With proper care, your backsplash will maintain its beauty and function for years of cooking and entertaining!

Frequently Asked Questions About Installing Your Own Backsplash

Installing your own backsplash can be an achievable DIY project. But it’s normal to have lots of questions when taking on a new task. Here are answers to some frequently asked questions about backsplash installation:

What if I’ve never tiled before?

Don’t worry! Installing a backsplash is an approachable first tiling project for beginners. The space is small and achievable. Just take extra time to plan your design, prep your materials, watch tutorial videos, and carefully follow installation steps. Patience and attention to detail is key.

How difficult is it to cut the tile?

Cutting tile can sound tricky, but using the right tools makes it very doable. A simple tile cutter is perfect for straight cuts. A wet saw allows you to accurately cut notches, patterns, or irregular shapes. Watch videos to learn proper technique for your tools to get clean, precise cuts.

Can I install a backsplash directly over existing tile?

This is not advisable. Existing tile needs to be removed before installing your new backsplash. The mortar needs to fully adhere to the wall surface, so covering old tile results in unevenness or slipping. Properly preparing the wall surface is an important first step!

How do I work around outlets?

Carefully measure and mark the outlet placement on your tiles. Use tile nippers to gently shape tiles around the outlet. You can then place cut tiles around the outlet opening before reinstalling the outlet cover.

How do I know how much tile to purchase?

Measure the height and length of your backsplash area. Multiply the height x the length. Add 15% more for wiggle room. It’s smart to overbuy rather than underbuy!

Can I use glass tile for a backsplash?

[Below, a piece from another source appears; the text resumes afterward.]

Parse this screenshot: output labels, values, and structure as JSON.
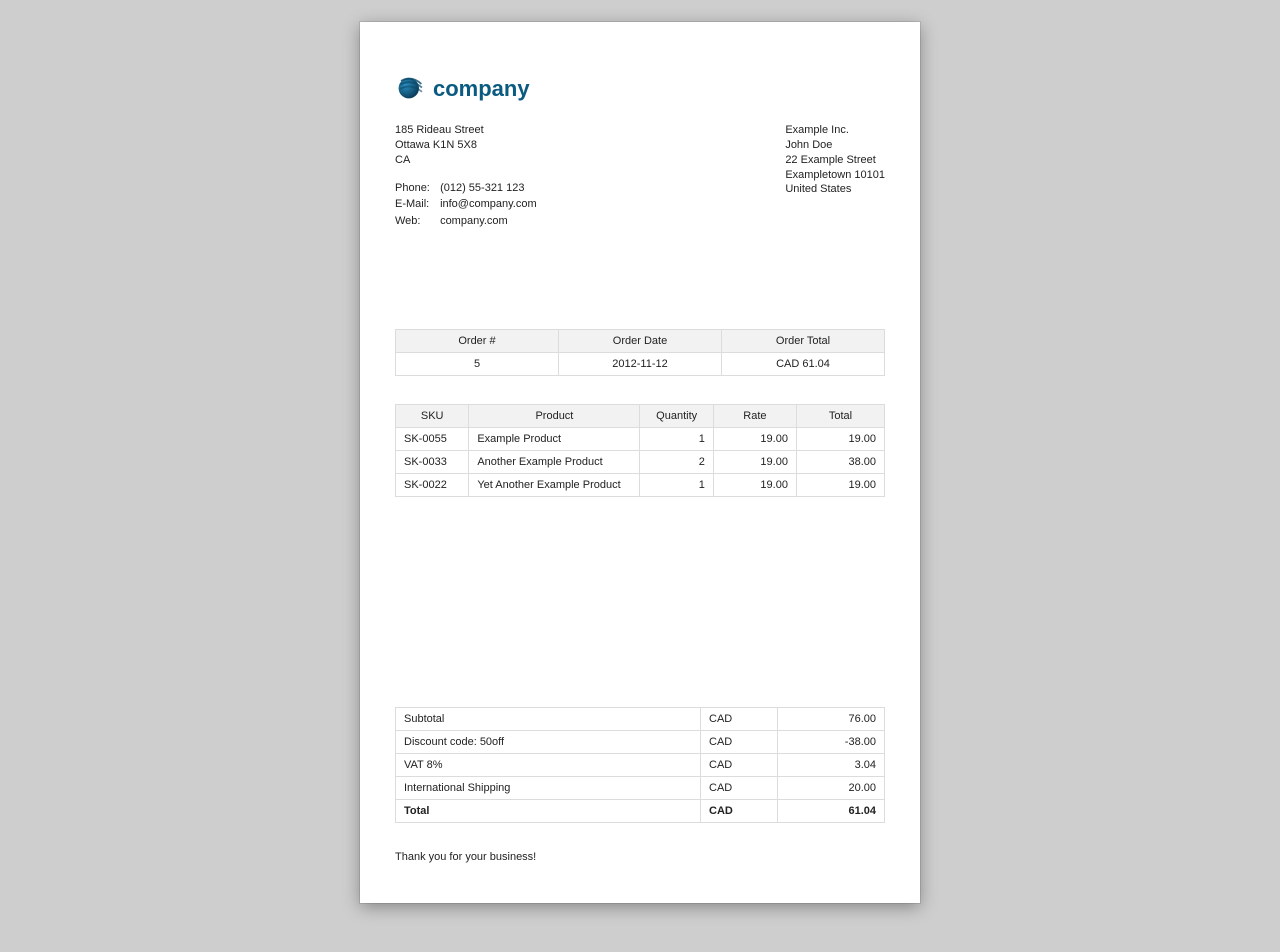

Definitely! Glass tile makes a gorgeous backsplash. Opt for tempered glass tile and use a white mortar product recommended for glass. Take extra care when cutting to prevent chips and cracks. The sparkling result is well worth it!

Do I need to seal my backsplash after grouting?

Yes, sealing after grouting is highly recommended to protect porous tile and grout from stains. Use a penetrating sealer designed for your material. Reapply sealer periodically over time. Sealing is quick, easy, and prevents costly damage!

How long does a backsplash installation take?

Budget two to three full days for your project, depending on skill level. Day one for prep and tile layout. Day two for careful tile installation. Allow tiles to fully cure before day three for grouting and sealing. Rushing the process leads to mistakes, so take it slow!


Installing your own kitchen backsplash allows you to save money while putting your personal design stamp on your space. Approaching the project step-by-step and giving yourself ample time to complete each process meticulously will lead to professional results. While tiles, tools, and techniques may vary based on your preferences, the methods provided above will arm you with the knowledge to install your backsplash successfully. Roll up your sleeves and get ready to transform your kitchen with the backsplash of your dreams!